5 Fun Facts About Mistletoe
Holly, fir trees, poinsettias, even Christmas cactus: There are a lot of plants with holiday traditions but none quite as misunderstood as mistletoe, the bright green bush with tiny white berries.You probably know about the tradition of hanging up a sprig of mistletoe to kiss under during the holiday season, but do you know where that fun tradition originates? There’s that and a lot more to learn about this humble evergreen bush.
Here’s five fun facts about mistletoe that you can tell your family over your holiday meal.
#1: Mistletoe is both a medicinal plant AND a poison!
One thing to be cautious of this holiday season is letting anybody, including pets, eat fresh mistletoe if you’re using it as part of your decorations. While it’s very pretty, all parts of the plant contain a toxin called phoratoxin that causes seizures, dizziness, nausea, diarrhea, vomiting, and many more unpleasant symptoms. The leaves have a lot of this toxin as well, so be especially careful with those. Despite this dangerous toxin, the plant has also been used as an herbal remedy for thousands of years, used to treat some of the same symptoms it causes such as seizures, but it has also been used for treating arthritis, headaches, and hypertension. Some clinical studies are now being done on the efficacy of mistletoe for cancer treatments.
#2: What’s in a name?
Mistletoe goes by many other names, such as all-heal, birdlime, golden bough, and devil’s fuge in English, but also drudenfuss and iscador in other languages. The Latin name for European mistletoe is Viscum album, which means “white evergreen,” as these shrubs are classified with other evergreens like pine and fir because they bloom all year round. The name “birdlime” comes from the use of the sticky berries to trap birds, and the “mistle” part of the name is an Old German word. Though European mistletoe is used in most Christmas traditions, the shrub is also found all over the world from China to Germany to Australia. There is even a native American species of mistletoe, and it’s the state plant of Oklahoma. Outside of Europe, most mistletoe is classified under the Latin name Viscum cruciatum.
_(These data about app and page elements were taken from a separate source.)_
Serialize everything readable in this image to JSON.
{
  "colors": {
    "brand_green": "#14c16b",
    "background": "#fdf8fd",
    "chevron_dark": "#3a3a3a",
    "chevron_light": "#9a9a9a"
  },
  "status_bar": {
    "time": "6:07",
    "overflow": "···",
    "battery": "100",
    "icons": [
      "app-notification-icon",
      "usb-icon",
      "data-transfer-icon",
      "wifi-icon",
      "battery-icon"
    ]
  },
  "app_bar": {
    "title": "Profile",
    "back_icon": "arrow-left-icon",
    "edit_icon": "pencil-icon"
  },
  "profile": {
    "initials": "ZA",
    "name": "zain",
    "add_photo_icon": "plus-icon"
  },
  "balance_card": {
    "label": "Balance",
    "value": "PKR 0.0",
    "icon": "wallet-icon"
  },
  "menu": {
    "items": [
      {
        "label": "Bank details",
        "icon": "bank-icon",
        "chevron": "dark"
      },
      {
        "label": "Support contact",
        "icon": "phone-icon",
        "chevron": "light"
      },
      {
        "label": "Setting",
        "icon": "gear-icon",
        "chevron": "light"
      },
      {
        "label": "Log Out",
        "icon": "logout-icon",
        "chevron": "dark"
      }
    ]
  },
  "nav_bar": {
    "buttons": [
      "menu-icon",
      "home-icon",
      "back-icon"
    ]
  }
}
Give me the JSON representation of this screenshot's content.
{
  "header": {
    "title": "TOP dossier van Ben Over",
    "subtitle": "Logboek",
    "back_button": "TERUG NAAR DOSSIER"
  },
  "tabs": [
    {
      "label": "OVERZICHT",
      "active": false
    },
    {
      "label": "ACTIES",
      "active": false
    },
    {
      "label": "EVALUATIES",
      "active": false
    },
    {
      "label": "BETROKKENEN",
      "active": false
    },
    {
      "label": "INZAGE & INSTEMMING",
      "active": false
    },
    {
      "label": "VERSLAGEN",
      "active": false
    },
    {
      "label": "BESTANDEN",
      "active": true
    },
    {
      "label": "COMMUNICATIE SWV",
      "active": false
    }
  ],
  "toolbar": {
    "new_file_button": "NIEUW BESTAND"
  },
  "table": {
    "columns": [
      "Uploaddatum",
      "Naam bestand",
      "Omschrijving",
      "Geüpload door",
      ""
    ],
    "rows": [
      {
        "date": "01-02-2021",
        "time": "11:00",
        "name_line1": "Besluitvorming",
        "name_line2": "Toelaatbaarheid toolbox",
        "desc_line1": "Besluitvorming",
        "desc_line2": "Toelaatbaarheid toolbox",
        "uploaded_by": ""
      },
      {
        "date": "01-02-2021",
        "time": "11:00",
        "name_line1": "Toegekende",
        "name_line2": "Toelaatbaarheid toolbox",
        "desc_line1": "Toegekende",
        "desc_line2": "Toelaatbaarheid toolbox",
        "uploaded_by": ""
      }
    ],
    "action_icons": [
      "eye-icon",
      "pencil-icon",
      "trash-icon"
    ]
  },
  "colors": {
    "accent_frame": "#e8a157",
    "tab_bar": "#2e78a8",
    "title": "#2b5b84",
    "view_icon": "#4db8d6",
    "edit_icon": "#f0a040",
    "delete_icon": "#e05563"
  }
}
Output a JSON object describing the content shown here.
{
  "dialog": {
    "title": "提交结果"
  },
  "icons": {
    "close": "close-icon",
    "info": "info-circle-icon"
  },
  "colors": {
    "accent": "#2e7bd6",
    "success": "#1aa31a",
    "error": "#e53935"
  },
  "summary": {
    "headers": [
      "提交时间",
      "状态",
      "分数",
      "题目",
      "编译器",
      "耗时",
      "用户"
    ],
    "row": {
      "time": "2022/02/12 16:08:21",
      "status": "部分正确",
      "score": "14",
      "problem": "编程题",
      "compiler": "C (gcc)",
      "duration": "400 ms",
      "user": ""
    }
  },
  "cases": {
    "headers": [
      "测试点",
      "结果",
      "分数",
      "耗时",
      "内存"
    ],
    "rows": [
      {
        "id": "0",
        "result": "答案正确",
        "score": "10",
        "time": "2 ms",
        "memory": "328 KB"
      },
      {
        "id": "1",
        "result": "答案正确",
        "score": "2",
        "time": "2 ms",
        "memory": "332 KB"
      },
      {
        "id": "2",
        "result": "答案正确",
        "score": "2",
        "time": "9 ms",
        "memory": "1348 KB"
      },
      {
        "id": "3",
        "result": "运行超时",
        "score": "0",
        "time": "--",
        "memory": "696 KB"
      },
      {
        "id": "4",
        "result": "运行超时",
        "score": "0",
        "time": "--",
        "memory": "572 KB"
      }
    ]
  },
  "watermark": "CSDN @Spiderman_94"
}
#3: The evergreen shrub is actually really bad for trees.
Though we think of this cute little green plant as being a simple, one of a bunch of fun holiday traditions from Europe like Christmas trees, it’s actually an invasive species that is a parasite on healthy trees. Mistletoe attaches to healthy trees (and sometimes cacti!) with a root system called a haustorium that siphons off nutrients and water from the branches where it’s attached. This can cause stunted growth and withering of the branches, and sometimes mistletoe can even kill the host tree. Mistletoe is also found on over 100 plant species, though it’s fond of poplar, hickory, and oak.
#4: Not all mistletoe looks like what we’re used to.
The plastic mistletoe you see in the store for hanging up at your holiday parties is bright yellow/green with little green leaves, green stems, and white berries, right? At least, that’s what most people think when they hear the word mistletoe. But since the bush grows all over the world, that means there are a ton of different varieties! The color of the stems and leaves varies widely from a pale mint green to a bright yellow/green, and the leaves can be teardrop-shaped or even so tiny they look like scales! The European mistletoe we’re used to also grows tiny white flowers before the berries appear. Some versions of the parasitic shrub also have larger leaves that let them take some energy from the sun as well as the host tree.
#5: The tradition of kissing under it came from Druidic traditions.
Finally onto our most well-known mistletoe tradition: hanging a sprig up to kiss under. How did this come about? According to historians, this cute kissing tradition probably started with the Celts during the first century AD. The Celts practiced the Druidic religion, which held trees as sacred to the gods, and they noticed that the mistletoe shrub that grew on their sacred trees bloomed even in the cold winter months. The plant was alive and vibrant even in the midst of death, which led to the idea that it could help with fertility, bringing life to a barren person. Therefore, the tradition developed that to kiss under the evergreen shrub during the winter would bring fertility to a couple. Of course, these days, we translate “fertility” to love! In the Victorian times, the kissing tradition took off, with many variations on the rules about kissing under the mistletoe.
These days, some of these traditions are falling by the wayside. But we can always revitalize them to honor the traditions of our ancestors. Try hanging up a sprig of mistletoe at your next holiday party. At the very least, it will give you an excuse to tell everyone the interesting facts you just learned. Just remember, don’t let pets eat your holiday mistletoe!